▸ Problem to work on
Please output every entry below precisely as written.

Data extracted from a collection

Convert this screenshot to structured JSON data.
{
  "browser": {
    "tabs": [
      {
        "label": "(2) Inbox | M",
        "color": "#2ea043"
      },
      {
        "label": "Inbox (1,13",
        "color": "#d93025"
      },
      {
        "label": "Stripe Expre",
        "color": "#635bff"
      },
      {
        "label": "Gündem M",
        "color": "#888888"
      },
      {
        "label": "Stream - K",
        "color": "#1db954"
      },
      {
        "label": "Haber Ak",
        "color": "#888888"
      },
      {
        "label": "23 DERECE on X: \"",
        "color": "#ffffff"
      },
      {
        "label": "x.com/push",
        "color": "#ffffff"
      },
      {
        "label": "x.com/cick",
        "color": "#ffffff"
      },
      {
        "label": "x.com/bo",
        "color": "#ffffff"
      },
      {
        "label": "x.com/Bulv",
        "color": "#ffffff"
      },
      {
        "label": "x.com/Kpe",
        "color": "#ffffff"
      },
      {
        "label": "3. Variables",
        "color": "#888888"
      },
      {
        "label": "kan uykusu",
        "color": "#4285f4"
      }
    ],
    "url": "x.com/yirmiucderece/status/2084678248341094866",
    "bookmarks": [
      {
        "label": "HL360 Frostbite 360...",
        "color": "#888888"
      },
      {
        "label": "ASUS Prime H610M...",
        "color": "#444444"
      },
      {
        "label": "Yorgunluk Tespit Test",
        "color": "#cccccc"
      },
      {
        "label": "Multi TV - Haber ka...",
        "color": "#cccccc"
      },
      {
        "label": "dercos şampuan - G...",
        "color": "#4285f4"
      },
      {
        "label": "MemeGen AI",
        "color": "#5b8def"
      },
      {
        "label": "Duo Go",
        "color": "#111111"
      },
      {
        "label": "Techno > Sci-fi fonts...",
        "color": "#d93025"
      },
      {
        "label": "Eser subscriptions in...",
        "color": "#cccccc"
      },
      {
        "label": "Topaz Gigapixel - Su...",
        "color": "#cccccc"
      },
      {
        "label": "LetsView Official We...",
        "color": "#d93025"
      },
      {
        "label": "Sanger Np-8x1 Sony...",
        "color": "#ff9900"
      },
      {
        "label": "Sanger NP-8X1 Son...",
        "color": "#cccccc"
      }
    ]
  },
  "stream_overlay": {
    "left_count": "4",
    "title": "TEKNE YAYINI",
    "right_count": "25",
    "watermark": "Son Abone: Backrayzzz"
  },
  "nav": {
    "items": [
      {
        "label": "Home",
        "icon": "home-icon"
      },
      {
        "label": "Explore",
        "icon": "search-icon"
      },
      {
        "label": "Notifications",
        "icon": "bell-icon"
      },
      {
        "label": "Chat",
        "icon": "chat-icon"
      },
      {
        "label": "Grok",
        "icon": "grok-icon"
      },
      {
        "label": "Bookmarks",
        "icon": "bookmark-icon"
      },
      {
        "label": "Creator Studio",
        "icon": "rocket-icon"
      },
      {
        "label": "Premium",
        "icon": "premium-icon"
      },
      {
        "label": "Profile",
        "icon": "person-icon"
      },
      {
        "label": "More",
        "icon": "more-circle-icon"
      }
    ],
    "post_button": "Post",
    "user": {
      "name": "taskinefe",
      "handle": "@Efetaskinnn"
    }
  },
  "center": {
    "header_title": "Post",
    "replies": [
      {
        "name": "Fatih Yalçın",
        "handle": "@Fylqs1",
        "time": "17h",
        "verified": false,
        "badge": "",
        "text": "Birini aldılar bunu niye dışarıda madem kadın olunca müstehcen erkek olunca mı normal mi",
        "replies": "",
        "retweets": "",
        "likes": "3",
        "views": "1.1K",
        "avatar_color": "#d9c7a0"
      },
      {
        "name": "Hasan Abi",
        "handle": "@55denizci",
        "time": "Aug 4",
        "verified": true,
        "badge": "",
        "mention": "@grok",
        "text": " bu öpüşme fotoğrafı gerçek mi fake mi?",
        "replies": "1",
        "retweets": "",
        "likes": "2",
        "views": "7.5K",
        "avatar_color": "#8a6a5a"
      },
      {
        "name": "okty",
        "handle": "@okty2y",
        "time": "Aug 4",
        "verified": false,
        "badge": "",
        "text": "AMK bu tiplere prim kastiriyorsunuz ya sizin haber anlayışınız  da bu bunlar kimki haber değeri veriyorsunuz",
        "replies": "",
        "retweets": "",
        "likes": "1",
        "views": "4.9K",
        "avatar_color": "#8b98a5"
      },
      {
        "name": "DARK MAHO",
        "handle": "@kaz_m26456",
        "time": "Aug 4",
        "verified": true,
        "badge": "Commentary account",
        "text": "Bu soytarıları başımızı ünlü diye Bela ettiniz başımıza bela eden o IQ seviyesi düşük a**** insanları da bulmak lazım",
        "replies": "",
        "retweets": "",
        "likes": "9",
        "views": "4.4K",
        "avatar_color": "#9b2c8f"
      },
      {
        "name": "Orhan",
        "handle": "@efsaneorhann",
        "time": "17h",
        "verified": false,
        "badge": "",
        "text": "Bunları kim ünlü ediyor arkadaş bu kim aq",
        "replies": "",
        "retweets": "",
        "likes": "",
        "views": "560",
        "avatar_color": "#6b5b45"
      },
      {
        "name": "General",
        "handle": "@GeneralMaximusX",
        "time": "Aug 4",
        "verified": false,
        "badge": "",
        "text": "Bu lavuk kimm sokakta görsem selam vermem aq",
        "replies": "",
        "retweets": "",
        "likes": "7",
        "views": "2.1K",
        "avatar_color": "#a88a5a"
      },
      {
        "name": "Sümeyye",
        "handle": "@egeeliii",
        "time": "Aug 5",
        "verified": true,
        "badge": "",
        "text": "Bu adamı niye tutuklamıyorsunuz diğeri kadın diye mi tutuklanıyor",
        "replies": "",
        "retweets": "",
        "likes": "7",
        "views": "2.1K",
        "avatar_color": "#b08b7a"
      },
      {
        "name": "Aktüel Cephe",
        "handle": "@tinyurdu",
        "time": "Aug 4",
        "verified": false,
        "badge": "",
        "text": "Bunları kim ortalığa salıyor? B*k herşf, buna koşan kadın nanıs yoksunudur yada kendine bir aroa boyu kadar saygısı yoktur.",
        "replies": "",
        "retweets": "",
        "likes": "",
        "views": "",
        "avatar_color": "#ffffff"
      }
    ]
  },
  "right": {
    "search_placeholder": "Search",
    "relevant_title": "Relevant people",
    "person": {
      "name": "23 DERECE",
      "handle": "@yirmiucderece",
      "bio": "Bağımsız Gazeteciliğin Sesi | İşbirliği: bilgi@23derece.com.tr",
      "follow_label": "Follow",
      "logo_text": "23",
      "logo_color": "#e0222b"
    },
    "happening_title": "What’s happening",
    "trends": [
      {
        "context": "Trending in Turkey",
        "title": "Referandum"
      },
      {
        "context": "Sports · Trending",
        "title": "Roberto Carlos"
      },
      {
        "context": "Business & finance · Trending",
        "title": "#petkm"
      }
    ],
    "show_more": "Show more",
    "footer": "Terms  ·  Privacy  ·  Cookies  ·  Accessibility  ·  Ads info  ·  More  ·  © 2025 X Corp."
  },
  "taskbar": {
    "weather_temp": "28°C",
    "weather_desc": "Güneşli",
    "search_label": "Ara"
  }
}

▸ Solution below
Convert this screenshot to structured JSON data.
{
  "browser": {
    "tabs": [
      {
        "label": "(2) Inbox | M",
        "color": "#2ea043"
      },
      {
        "label": "Inbox (1,13",
        "color": "#d93025"
      },
      {
        "label": "Stripe Expre",
        "color": "#635bff"
      },
      {
        "label": "Gündem M",
        "color": "#888888"
      },
      {
        "label": "Stream - K",
        "color": "#1db954"
      },
      {
        "label": "Haber Ak",
        "color": "#888888"
      },
      {
        "label": "23 DERECE on X: \"",
        "color": "#ffffff"
      },
      {
        "label": "x.com/push",
        "color": "#ffffff"
      },
      {
        "label": "x.com/cick",
        "color": "#ffffff"
      },
      {
        "label": "x.com/bo",
        "color": "#ffffff"
      },
      {
        "label": "x.com/Bulv",
        "color": "#ffffff"
      },
      {
        "label": "x.com/Kpe",
        "color": "#ffffff"
      },
      {
        "label": "3. Variables",
        "color": "#888888"
      },
      {
        "label": "kan uykusu",
        "color": "#4285f4"
      }
    ],
    "url": "x.com/yirmiucderece/status/2084678248341094866",
    "bookmarks": [
      {
        "label": "HL360 Frostbite 360...",
        "color": "#888888"
      },
      {
        "label": "ASUS Prime H610M...",
        "color": "#444444"
      },
      {
        "label": "Yorgunluk Tespit Test",
        "color": "#cccccc"
      },
      {
        "label": "Multi TV - Haber ka...",
        "color": "#cccccc"
      },
      {
        "label": "dercos şampuan - G...",
        "color": "#4285f4"
      },
      {
        "label": "MemeGen AI",
        "color": "#5b8def"
      },
      {
        "label": "Duo Go",
        "color": "#111111"
      },
      {
        "label": "Techno > Sci-fi fonts...",
        "color": "#d93025"
      },
      {
        "label": "Eser subscriptions in...",
        "color": "#cccccc"
      },
      {
        "label": "Topaz Gigapixel - Su...",
        "color": "#cccccc"
      },
      {
        "label": "LetsView Official We...",
        "color": "#d93025"
      },
      {
        "label": "Sanger Np-8x1 Sony...",
        "color": "#ff9900"
      },
      {
        "label": "Sanger NP-8X1 Son...",
        "color": "#cccccc"
      }
    ]
  },
  "stream_overlay": {
    "left_count": "4",
    "title": "TEKNE YAYINI",
    "right_count": "25",
    "watermark": "Son Abone: Backrayzzz"
  },
  "nav": {
    "items": [
      {
        "label": "Home",
        "icon": "home-icon"
      },
      {
        "label": "Explore",
        "icon": "search-icon"
      },
      {
        "label": "Notifications",
        "icon": "bell-icon"
      },
      {
        "label": "Chat",
        "icon": "chat-icon"
      },
      {
        "label": "Grok",
        "icon": "grok-icon"
      },
      {
        "label": "Bookmarks",
        "icon": "bookmark-icon"
      },
      {
        "label": "Creator Studio",
        "icon": "rocket-icon"
      },
      {
        "label": "Premium",
        "icon": "premium-icon"
      },
      {
        "label": "Profile",
        "icon": "person-icon"
      },
      {
        "label": "More",
        "icon": "more-circle-icon"
      }
    ],
    "post_button": "Post",
    "user": {
      "name": "taskinefe",
      "handle": "@Efetaskinnn"
    }
  },
  "center": {
    "header_title": "Post",
    "replies": [
      {
        "name": "Fatih Yalçın",
        "handle": "@Fylqs1",
        "time": "17h",
        "verified": false,
        "badge": "",
        "text": "Birini aldılar bunu niye dışarıda madem kadın olunca müstehcen erkek olunca mı normal mi",
        "replies": "",
        "retweets": "",
        "likes": "3",
        "views": "1.1K",
        "avatar_color": "#d9c7a0"
      },
      {
        "name": "Hasan Abi",
        "handle": "@55denizci",
        "time": "Aug 4",
        "verified": true,
        "badge": "",
        "mention": "@grok",
        "text": " bu öpüşme fotoğrafı gerçek mi fake mi?",
        "replies": "1",
        "retweets": "",
        "likes": "2",
        "views": "7.5K",
        "avatar_color": "#8a6a5a"
      },
      {
        "name": "okty",
        "handle": "@okty2y",
        "time": "Aug 4",
        "verified": false,
        "badge": "",
        "text": "AMK bu tiplere prim kastiriyorsunuz ya sizin haber anlayışınız  da bu bunlar kimki haber değeri veriyorsunuz",
        "replies": "",
        "retweets": "",
        "likes": "1",
        "views": "4.9K",
        "avatar_color": "#8b98a5"
      },
      {
        "name": "DARK MAHO",
        "handle": "@kaz_m26456",
        "time": "Aug 4",
        "verified": true,
        "badge": "Commentary account",
        "text": "Bu soytarıları başımızı ünlü diye Bela ettiniz başımıza bela eden o IQ seviyesi düşük a**** insanları da bulmak lazım",
        "replies": "",
        "retweets": "",
        "likes": "9",
        "views": "4.4K",
        "avatar_color": "#9b2c8f"
      },
      {
        "name": "Orhan",
        "handle": "@efsaneorhann",
        "time": "17h",
        "verified": false,
        "badge": "",
        "text": "Bunları kim ünlü ediyor arkadaş bu kim aq",
        "replies": "",
        "retweets": "",
        "likes": "",
        "views": "560",
        "avatar_color": "#6b5b45"
      },
      {
        "name": "General",
        "handle": "@GeneralMaximusX",
        "time": "Aug 4",
        "verified": false,
        "badge": "",
        "text": "Bu lavuk kimm sokakta görsem selam vermem aq",
        "replies": "",
        "retweets": "",
        "likes": "7",
        "views": "2.1K",
        "avatar_color": "#a88a5a"
      },
      {
        "name": "Sümeyye",
        "handle": "@egeeliii",
        "time": "Aug 5",
        "verified": true,
        "badge": "",
        "text": "Bu adamı niye tutuklamıyorsunuz diğeri kadın diye mi tutuklanıyor",
        "replies": "",
        "retweets": "",
        "likes": "7",
        "views": "2.1K",
        "avatar_color": "#b08b7a"
      },
      {
        "name": "Aktüel Cephe",
        "handle": "@tinyurdu",
        "time": "Aug 4",
        "verified": false,
        "badge": "",
        "text": "Bunları kim ortalığa salıyor? B*k herşf, buna koşan kadın nanıs yoksunudur yada kendine bir aroa boyu kadar saygısı yoktur.",
        "replies": "",
        "retweets": "",
        "likes": "",
        "views": "",
        "avatar_color": "#ffffff"
      }
    ]
  },
  "right": {
    "search_placeholder": "Search",
    "relevant_title": "Relevant people",
    "person": {
      "name": "23 DERECE",
      "handle": "@yirmiucderece",
      "bio": "Bağımsız Gazeteciliğin Sesi | İşbirliği: bilgi@23derece.com.tr",
      "follow_label": "Follow",
      "logo_text": "23",
      "logo_color": "#e0222b"
    },
    "happening_title": "What’s happening",
    "trends": [
      {
        "context": "Trending in Turkey",
        "title": "Referandum"
      },
      {
        "context": "Sports · Trending",
        "title": "Roberto Carlos"
      },
      {
        "context": "Business & finance · Trending",
        "title": "#petkm"
      }
    ],
    "show_more": "Show more",
    "footer": "Terms  ·  Privacy  ·  Cookies  ·  Accessibility  ·  Ads info  ·  More  ·  © 2025 X Corp."
  },
  "taskbar": {
    "weather_temp": "28°C",
    "weather_desc": "Güneşli",
    "search_label": "Ara"
  }
}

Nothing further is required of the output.